▶ [PROBLEM STATEMENT] Filtering the records below, copy only those lines that include the word "title".

================================

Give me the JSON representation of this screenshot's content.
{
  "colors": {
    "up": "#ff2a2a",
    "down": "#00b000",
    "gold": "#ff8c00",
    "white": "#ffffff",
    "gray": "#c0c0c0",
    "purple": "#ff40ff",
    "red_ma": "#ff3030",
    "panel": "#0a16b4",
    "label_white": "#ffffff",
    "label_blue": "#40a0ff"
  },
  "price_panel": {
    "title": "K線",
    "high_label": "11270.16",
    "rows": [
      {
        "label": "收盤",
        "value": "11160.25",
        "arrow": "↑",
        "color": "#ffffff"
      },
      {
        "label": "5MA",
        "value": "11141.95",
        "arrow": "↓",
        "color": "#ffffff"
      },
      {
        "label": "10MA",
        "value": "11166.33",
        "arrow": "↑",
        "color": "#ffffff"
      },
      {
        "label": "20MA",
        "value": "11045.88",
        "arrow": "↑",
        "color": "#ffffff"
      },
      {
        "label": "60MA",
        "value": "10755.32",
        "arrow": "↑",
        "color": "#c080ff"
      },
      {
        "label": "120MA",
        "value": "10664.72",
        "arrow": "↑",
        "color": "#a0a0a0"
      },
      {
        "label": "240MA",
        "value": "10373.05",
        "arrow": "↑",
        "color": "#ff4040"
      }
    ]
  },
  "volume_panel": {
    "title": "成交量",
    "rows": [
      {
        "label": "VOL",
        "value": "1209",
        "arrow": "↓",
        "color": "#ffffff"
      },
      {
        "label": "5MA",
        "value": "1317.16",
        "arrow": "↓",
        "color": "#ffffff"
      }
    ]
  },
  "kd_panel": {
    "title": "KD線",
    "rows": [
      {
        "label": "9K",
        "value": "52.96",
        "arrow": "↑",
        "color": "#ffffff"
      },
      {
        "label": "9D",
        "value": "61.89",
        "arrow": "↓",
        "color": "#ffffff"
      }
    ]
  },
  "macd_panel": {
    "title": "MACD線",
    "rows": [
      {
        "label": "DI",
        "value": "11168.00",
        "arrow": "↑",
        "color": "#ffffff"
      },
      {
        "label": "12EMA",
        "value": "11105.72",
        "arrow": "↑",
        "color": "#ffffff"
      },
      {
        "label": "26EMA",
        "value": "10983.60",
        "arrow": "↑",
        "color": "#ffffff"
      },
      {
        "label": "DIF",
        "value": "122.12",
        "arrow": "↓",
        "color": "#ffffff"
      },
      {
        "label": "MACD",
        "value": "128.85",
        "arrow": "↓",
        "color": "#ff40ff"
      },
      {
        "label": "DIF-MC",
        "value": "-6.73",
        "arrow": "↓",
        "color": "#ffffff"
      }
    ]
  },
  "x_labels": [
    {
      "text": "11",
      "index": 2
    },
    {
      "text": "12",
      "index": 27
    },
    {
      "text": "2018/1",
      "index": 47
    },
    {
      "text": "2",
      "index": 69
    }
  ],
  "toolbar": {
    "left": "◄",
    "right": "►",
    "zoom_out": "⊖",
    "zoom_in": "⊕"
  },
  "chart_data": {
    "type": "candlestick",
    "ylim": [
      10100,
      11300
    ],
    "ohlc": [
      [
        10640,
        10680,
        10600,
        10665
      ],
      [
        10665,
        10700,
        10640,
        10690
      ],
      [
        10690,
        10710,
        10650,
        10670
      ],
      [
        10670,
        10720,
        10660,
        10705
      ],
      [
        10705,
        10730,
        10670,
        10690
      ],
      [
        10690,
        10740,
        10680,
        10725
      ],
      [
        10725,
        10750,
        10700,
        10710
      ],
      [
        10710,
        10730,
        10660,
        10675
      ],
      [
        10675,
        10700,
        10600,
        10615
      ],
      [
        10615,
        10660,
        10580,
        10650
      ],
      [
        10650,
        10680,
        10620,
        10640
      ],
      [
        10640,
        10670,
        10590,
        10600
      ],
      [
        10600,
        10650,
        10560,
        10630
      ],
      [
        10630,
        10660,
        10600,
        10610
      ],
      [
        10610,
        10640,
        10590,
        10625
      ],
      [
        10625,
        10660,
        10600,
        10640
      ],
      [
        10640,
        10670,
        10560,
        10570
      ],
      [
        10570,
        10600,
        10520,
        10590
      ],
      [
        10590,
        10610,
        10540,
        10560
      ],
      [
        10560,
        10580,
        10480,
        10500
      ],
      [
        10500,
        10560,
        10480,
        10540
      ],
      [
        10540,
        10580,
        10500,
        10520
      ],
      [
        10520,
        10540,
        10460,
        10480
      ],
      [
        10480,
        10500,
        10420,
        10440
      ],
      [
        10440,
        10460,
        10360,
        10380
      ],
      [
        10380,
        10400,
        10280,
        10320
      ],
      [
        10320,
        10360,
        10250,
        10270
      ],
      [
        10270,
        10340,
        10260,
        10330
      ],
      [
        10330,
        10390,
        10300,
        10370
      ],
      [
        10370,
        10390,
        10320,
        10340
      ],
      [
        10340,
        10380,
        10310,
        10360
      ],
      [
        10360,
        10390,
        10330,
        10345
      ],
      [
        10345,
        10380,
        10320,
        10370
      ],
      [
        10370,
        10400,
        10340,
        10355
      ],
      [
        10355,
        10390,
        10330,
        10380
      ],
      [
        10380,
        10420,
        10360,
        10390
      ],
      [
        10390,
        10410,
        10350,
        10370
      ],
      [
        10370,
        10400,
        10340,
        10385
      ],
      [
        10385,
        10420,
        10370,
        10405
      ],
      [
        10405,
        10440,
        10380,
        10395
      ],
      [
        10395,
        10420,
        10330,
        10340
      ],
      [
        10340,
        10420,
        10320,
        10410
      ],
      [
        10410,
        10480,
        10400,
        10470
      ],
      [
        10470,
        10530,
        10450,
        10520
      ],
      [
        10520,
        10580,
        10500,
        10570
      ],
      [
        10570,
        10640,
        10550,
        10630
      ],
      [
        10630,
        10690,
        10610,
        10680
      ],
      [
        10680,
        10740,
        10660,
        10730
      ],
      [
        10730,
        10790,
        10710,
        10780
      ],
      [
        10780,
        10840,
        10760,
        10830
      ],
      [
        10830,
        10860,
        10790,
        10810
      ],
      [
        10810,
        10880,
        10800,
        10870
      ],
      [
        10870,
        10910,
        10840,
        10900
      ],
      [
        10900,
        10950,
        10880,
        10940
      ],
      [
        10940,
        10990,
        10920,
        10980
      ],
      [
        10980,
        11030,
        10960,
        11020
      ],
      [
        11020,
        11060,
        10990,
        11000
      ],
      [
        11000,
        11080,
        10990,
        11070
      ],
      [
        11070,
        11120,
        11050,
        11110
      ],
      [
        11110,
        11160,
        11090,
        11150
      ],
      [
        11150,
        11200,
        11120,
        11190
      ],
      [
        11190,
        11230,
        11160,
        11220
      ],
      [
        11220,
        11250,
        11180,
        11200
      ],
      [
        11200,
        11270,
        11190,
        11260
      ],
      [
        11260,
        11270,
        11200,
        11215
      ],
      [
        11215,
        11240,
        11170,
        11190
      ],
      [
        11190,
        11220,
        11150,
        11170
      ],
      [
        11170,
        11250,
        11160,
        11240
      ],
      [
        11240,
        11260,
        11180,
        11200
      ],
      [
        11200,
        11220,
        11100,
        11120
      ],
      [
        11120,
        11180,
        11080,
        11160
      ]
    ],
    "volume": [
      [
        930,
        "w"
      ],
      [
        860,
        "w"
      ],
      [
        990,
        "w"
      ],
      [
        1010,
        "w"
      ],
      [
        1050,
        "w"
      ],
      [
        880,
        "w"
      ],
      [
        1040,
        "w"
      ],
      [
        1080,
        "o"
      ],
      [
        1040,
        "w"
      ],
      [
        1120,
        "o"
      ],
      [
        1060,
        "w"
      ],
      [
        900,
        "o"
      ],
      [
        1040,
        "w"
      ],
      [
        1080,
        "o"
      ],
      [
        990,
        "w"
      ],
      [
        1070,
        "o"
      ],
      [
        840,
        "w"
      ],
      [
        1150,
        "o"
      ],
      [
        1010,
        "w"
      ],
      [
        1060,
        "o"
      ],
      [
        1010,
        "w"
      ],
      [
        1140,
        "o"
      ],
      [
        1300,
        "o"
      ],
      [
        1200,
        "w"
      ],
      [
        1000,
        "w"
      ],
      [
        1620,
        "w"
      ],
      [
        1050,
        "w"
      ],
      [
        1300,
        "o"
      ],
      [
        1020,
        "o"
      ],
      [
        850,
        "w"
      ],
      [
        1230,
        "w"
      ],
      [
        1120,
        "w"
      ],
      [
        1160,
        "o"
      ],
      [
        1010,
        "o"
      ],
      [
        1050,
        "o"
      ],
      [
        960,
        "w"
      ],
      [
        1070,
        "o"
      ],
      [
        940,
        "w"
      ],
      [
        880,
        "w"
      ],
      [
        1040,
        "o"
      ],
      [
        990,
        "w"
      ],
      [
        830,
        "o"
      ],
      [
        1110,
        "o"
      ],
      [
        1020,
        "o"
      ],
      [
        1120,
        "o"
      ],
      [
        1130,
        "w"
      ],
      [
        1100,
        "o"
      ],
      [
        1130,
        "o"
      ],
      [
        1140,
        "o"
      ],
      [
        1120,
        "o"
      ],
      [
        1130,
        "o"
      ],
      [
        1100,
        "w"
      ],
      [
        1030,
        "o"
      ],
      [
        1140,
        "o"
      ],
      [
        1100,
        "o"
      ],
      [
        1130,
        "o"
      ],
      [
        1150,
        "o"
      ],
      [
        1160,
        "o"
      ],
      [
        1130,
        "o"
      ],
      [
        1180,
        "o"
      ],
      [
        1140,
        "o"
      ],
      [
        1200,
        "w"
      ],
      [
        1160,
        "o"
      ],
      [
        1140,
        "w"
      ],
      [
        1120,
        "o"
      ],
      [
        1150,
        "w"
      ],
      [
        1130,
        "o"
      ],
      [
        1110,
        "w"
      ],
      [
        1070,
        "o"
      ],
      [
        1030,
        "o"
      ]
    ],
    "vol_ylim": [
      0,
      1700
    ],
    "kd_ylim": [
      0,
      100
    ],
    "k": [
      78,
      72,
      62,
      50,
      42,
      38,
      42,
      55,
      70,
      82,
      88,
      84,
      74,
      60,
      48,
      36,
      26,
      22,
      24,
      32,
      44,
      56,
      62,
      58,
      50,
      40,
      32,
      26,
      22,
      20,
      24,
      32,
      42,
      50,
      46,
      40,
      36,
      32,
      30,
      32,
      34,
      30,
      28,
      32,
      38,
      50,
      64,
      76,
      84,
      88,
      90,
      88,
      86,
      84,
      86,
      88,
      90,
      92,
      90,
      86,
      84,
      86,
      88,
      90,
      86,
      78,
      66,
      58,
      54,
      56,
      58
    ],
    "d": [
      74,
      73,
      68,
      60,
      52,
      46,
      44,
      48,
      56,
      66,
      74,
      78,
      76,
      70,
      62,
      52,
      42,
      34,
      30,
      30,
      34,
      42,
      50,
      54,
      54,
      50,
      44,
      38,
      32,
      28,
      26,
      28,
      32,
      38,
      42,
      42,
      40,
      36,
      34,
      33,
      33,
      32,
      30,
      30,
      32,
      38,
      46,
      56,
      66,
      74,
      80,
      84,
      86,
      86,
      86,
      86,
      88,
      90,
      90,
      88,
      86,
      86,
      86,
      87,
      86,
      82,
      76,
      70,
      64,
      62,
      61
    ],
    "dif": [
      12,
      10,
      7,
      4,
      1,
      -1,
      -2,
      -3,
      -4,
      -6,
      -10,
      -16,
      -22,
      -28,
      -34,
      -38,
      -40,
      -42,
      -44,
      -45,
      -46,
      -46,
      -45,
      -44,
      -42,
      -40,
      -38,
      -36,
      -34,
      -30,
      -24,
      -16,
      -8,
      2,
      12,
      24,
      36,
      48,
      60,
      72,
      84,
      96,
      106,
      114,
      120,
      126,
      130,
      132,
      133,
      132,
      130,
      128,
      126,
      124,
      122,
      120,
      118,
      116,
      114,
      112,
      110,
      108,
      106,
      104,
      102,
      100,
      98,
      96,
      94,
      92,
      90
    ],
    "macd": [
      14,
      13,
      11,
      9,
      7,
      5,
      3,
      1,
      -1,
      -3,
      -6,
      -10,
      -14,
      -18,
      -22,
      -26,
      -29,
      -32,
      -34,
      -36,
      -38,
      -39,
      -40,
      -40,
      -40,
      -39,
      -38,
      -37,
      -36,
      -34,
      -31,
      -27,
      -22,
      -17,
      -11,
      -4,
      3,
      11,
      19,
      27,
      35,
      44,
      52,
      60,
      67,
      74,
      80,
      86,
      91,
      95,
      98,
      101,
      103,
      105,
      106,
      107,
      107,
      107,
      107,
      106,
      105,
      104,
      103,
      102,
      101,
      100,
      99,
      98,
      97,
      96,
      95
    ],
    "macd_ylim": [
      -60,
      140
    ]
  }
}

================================

▶ [RESULT OF THE EXERCISE]
    "title": "K線",
    "title": "成交量",
    "title": "KD線",
    "title": "MACD線",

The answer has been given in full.